Those plans involve helping senior citizens. He teaches tai chi at Eskaton Lodge Granite Bay, which he has done for the past two months. The senior at Oakmont High School wants to share his love of the martial art, and encourage others to see its health and fitness benefits.

Several months ago, Rishab, 17, read an article in the New England Journal of Medicine about the positive impacts of tai chi on seniors, including how the slow, precise movements improve balance and reduces falls. He'd been practicing for the past year and wanted to spread his knowledge of the mind-body workout.

"I thought, 'This is something I can do,'" Rishab said.

Eskaton Activities Director Tammie Medlin said residents have enjoyed Rishab's weekly classes, which typically host between 10 and 30 students.
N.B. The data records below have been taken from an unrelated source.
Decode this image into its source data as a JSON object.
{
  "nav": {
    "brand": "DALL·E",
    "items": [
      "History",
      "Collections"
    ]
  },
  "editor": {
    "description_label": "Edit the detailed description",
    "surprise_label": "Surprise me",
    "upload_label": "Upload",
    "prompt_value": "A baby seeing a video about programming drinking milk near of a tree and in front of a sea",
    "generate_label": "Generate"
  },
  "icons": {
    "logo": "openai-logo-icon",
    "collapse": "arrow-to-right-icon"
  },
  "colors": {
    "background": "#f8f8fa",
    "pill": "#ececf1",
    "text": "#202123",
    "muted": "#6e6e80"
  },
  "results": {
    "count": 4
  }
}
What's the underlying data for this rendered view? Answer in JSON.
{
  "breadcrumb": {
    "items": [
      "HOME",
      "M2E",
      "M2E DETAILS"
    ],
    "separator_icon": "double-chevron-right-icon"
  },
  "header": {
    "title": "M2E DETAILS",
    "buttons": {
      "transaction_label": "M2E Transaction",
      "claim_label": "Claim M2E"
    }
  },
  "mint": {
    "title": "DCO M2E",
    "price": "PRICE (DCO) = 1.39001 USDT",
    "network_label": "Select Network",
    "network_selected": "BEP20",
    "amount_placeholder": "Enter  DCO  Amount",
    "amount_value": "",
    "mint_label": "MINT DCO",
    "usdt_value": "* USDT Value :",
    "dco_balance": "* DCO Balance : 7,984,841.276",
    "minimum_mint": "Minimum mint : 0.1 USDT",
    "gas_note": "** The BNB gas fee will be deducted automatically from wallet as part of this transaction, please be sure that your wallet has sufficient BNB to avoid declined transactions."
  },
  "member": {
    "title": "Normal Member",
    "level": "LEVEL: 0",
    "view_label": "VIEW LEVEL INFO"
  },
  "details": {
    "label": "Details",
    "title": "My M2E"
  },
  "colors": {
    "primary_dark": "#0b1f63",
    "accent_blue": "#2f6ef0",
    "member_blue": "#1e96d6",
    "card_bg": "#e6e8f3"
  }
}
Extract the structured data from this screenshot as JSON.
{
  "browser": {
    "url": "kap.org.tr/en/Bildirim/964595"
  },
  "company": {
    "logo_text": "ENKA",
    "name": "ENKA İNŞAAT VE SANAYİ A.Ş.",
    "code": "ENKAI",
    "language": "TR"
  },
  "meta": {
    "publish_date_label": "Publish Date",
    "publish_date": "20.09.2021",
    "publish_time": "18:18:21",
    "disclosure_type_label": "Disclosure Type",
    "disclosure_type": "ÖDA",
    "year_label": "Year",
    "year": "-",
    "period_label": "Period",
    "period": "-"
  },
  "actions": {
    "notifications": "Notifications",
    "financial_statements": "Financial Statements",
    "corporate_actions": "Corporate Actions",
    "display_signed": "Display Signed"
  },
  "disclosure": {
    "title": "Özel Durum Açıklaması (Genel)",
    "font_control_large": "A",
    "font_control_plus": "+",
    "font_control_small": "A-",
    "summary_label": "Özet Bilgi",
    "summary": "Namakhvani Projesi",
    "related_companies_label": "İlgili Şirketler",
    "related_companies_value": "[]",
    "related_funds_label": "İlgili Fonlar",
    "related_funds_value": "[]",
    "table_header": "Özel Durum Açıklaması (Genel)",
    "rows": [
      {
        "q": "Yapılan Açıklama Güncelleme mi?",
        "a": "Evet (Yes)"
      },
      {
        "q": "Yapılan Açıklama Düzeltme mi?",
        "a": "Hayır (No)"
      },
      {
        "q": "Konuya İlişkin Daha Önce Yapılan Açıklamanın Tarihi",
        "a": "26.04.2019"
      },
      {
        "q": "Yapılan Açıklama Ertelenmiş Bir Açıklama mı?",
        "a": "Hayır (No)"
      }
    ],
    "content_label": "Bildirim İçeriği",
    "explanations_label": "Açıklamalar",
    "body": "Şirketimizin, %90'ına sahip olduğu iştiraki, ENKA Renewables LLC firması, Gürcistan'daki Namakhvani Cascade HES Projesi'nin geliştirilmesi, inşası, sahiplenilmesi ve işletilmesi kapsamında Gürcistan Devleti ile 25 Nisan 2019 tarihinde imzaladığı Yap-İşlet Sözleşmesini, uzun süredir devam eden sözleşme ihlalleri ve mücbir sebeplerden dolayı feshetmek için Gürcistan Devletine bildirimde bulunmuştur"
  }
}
"The residents were very excited about the opportunity," Medlin said. "Our residents are always willing to try new things. We started with an introduction class. Rishab did a presentation and demonstration and it has just taken off from there."

Medlin said tai chi improves seniors' balance, strength and coordination. A recent study published in the Journal of Alzheimer's Disease also found that Chinese seniors who engaged in tai chi three times a week showed increased brain volumes and scores on memory and thinking tests.

"The movements are low impact and very fluid," Medlin said. "The residents enjoy the calmness of the sessions and the feeling of relaxation that follows."

Rishab runs the class with assistance from his father Dinesh Kotak, an oncology doctor at Kaiser Permanente Roseville Medical Center. The father and son practice tai chi at Extreme Martial Arts Centers in Citrus Heights, studying under a sifu - or master - by the name of Ron Dillman.

The older Kotak had seen a flier for tai chi and knew his son had always wanted to try martial arts, so they signed up.

"I have a busy schedule," Rishab said. "I take a lot of advanced classes. It's the one part of the day I get to relax, and I feel really good afterward. It gets my blood flowing and I feel centered."

He believes tai chi is having a similar affect on the seniors he teaches. That's his goal - to help others, as he also does in other groups such as Oakmont High School's Interact Club.

"I'm proud of him every single day," said his mother Shanu Kotak, who is also a doctor. "He does a lot of community service, like with Interact Club, and he's always doing stuff on the side and staying later (to help)."

As for Rishab, he has no plans to stop practicing tai chi.

"If I can, I'd like to do it my whole life," he said.

Sena Christian can be reached at Follow her on Twitter at SenaC_RsvPT.